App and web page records
________

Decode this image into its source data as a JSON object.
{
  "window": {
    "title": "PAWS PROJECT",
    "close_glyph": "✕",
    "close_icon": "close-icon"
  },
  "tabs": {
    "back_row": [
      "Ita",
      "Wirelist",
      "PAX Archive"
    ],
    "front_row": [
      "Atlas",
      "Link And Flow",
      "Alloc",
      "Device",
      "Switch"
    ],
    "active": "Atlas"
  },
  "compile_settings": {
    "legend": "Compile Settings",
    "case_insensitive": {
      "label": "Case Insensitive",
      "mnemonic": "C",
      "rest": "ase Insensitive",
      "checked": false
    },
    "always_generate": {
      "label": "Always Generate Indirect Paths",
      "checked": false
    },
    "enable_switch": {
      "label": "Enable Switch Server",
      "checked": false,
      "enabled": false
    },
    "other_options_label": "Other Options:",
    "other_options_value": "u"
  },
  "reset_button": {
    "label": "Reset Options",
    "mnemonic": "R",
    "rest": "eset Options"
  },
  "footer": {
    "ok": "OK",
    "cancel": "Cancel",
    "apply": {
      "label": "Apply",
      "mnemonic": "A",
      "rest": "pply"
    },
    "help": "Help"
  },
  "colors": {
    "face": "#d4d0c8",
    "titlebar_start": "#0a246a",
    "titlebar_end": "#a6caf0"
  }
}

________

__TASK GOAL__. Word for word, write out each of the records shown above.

__SOLUTION BELOW__.
Decode this image into its source data as a JSON object.
{
  "window": {
    "title": "PAWS PROJECT",
    "close_glyph": "✕",
    "close_icon": "close-icon"
  },
  "tabs": {
    "back_row": [
      "Ita",
      "Wirelist",
      "PAX Archive"
    ],
    "front_row": [
      "Atlas",
      "Link And Flow",
      "Alloc",
      "Device",
      "Switch"
    ],
    "active": "Atlas"
  },
  "compile_settings": {
    "legend": "Compile Settings",
    "case_insensitive": {
      "label": "Case Insensitive",
      "mnemonic": "C",
      "rest": "ase Insensitive",
      "checked": false
    },
    "always_generate": {
      "label": "Always Generate Indirect Paths",
      "checked": false
    },
    "enable_switch": {
      "label": "Enable Switch Server",
      "checked": false,
      "enabled": false
    },
    "other_options_label": "Other Options:",
    "other_options_value": "u"
  },
  "reset_button": {
    "label": "Reset Options",
    "mnemonic": "R",
    "rest": "eset Options"
  },
  "footer": {
    "ok": "OK",
    "cancel": "Cancel",
    "apply": {
      "label": "Apply",
      "mnemonic": "A",
      "rest": "pply"
    },
    "help": "Help"
  },
  "colors": {
    "face": "#d4d0c8",
    "titlebar_start": "#0a246a",
    "titlebar_end": "#a6caf0"
  }
}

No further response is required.